While I would like to sit here and break the movie down for you—perhaps do a shot-by-shot analysis of a short scene—every time I try to watch it with an analytical eye, I just get swept up all over again in the story, the cinematography, the production design...
There's a lot going on here. Like, a lot a lot. I can't imagine a musical about a East German semi-transgender rock singer (and philosopher) not having a lot going on in it. I'm always seeing new things in Hedwig, falling in love with the "old" things all over again.
Every piece of the film seems to serve its project, down to the casting. Hedwig is played by John Cameron Mitchell who is (as far as I know) a cis-man. Hedwig's current lover, Yitzhak, a supposed former phenomenal drag queen, is played by a (as far as I know) cis-woman, Miriam Shor. In fact, even talking about Hedwig as "transgendered" or Yitzhak as "a drag queen" seems incorrect because of the associations we have with those words. In fact, to even talk about the genders (and sexes) of the characters requires a long narrative full of ifs and thens. This holds up a big, flashing neon sign that says, "Gender is performative!"
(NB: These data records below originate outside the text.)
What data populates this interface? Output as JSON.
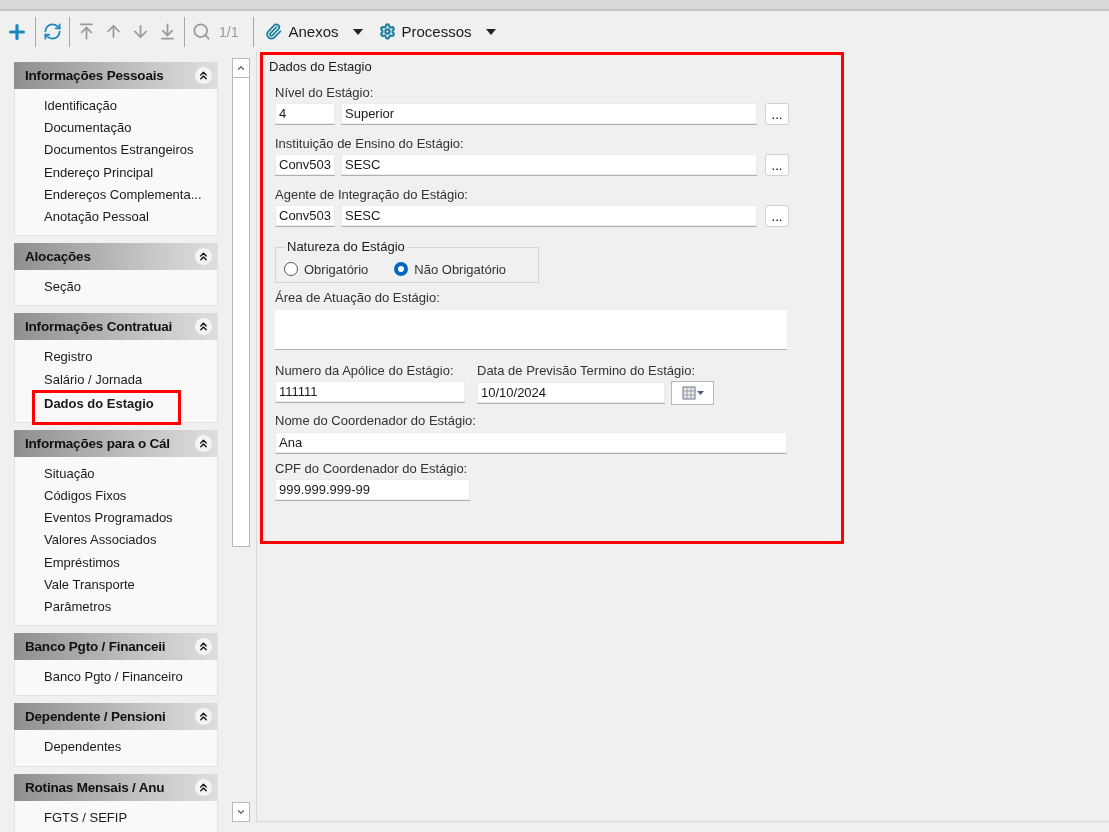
{
  "toolbar": {
    "tools": [
      {
        "kind": "add",
        "disabled": false,
        "separator_after": true
      },
      {
        "kind": "refresh",
        "disabled": false,
        "separator_after": true
      },
      {
        "kind": "first",
        "disabled": true,
        "separator_after": false
      },
      {
        "kind": "previous",
        "disabled": true,
        "separator_after": false
      },
      {
        "kind": "next",
        "disabled": true,
        "separator_after": false
      },
      {
        "kind": "last",
        "disabled": true,
        "separator_after": true
      },
      {
        "kind": "search",
        "disabled": true,
        "separator_after": false
      }
    ],
    "pager": "1/1",
    "menus": [
      {
        "kind": "attachments",
        "label": "Anexos"
      },
      {
        "kind": "processes",
        "label": "Processos"
      }
    ]
  },
  "sidebar": {
    "sections": [
      {
        "title": "Informações Pessoais",
        "expanded": true,
        "items": [
          {
            "label": "Identificação",
            "selected": false,
            "highlighted": false
          },
          {
            "label": "Documentação",
            "selected": false,
            "highlighted": false
          },
          {
            "label": "Documentos Estrangeiros",
            "selected": false,
            "highlighted": false
          },
          {
            "label": "Endereço Principal",
            "selected": false,
            "highlighted": false
          },
          {
            "label": "Endereços Complementa...",
            "selected": false,
            "highlighted": false
          },
          {
            "label": "Anotação Pessoal",
            "selected": false,
            "highlighted": false
          }
        ]
      },
      {
        "title": "Alocações",
        "expanded": true,
        "items": [
          {
            "label": "Seção",
            "selected": false,
            "highlighted": false
          }
        ]
      },
      {
        "title": "Informações Contratuai",
        "expanded": true,
        "items": [
          {
            "label": "Registro",
            "selected": false,
            "highlighted": false
          },
          {
            "label": "Salário / Jornada",
            "selected": false,
            "highlighted": false
          },
          {
            "label": "Dados do Estagio",
            "selected": true,
            "highlighted": true
          }
        ]
      },
      {
        "title": "Informações para o Cál",
        "expanded": true,
        "items": [
          {
            "label": "Situação",
            "selected": false,
            "highlighted": false
          },
          {
            "label": "Códigos Fixos",
            "selected": false,
            "highlighted": false
          },
          {
            "label": "Eventos Programados",
            "selected": false,
            "highlighted": false
          },
          {
            "label": "Valores Associados",
            "selected": false,
            "highlighted": false
          },
          {
            "label": "Empréstimos",
            "selected": false,
            "highlighted": false
          },
          {
            "label": "Vale Transporte",
            "selected": false,
            "highlighted": false
          },
          {
            "label": "Parâmetros",
            "selected": false,
            "highlighted": false
          }
        ]
      },
      {
        "title": "Banco Pgto / Financeii",
        "expanded": true,
        "items": [
          {
            "label": "Banco Pgto / Financeiro",
            "selected": false,
            "highlighted": false
          }
        ]
      },
      {
        "title": "Dependente / Pensioni",
        "expanded": true,
        "items": [
          {
            "label": "Dependentes",
            "selected": false,
            "highlighted": false
          }
        ]
      },
      {
        "title": "Rotinas Mensais / Anu",
        "expanded": true,
        "items": [
          {
            "label": "FGTS / SEFIP",
            "selected": false,
            "highlighted": false
          }
        ]
      }
    ]
  },
  "form": {
    "title": "Dados do Estagio",
    "highlighted": true,
    "lookups": [
      {
        "label": "Nível do Estágio:",
        "code": "4",
        "value": "Superior",
        "button": "..."
      },
      {
        "label": "Instituição de Ensino do Estágio:",
        "code": "Conv503",
        "value": "SESC",
        "button": "..."
      },
      {
        "label": "Agente de Integração do Estágio:",
        "code": "Conv503",
        "value": "SESC",
        "button": "..."
      }
    ],
    "nature": {
      "title": "Natureza do Estágio",
      "options": [
        {
          "label": "Obrigatório",
          "selected": false
        },
        {
          "label": "Não Obrigatório",
          "selected": true
        }
      ]
    },
    "area": {
      "label": "Área de Atuação do Estágio:"
    },
    "policy": {
      "label": "Numero da Apólice do Estágio:",
      "value": "111111"
    },
    "end_date": {
      "label": "Data de Previsão Termino do Estágio:",
      "value": "10/10/2024"
    },
    "coordinator_name": {
      "label": "Nome do Coordenador do Estágio:",
      "value": "Ana"
    },
    "coordinator_cpf": {
      "label": "CPF do Coordenador do Estágio:",
      "value": "999.999.999-99"
    }
  }
}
Gender in the world of Hedwig is also completely unstable. No one has an "actual" gender. Everyone can—and will—be transformed.
This time, I was especially struck by Yitzhak's transformation—which happens by magic. Hedwig, who has ripped off her drag, hands the blonde wig to Yitzhak, who wears a white suit and bedazzled white bandanna: very drag-king bridal. Yitzhak places the wig on his head and leaps off the stage. The complete physical transformation takes place as he lands in the arms of the crowd.
Feathers and a butterfly!
The wig is magical, but its magic affects everyone differently. Hedwig is never as free with the wig on her head as Yitzhak is.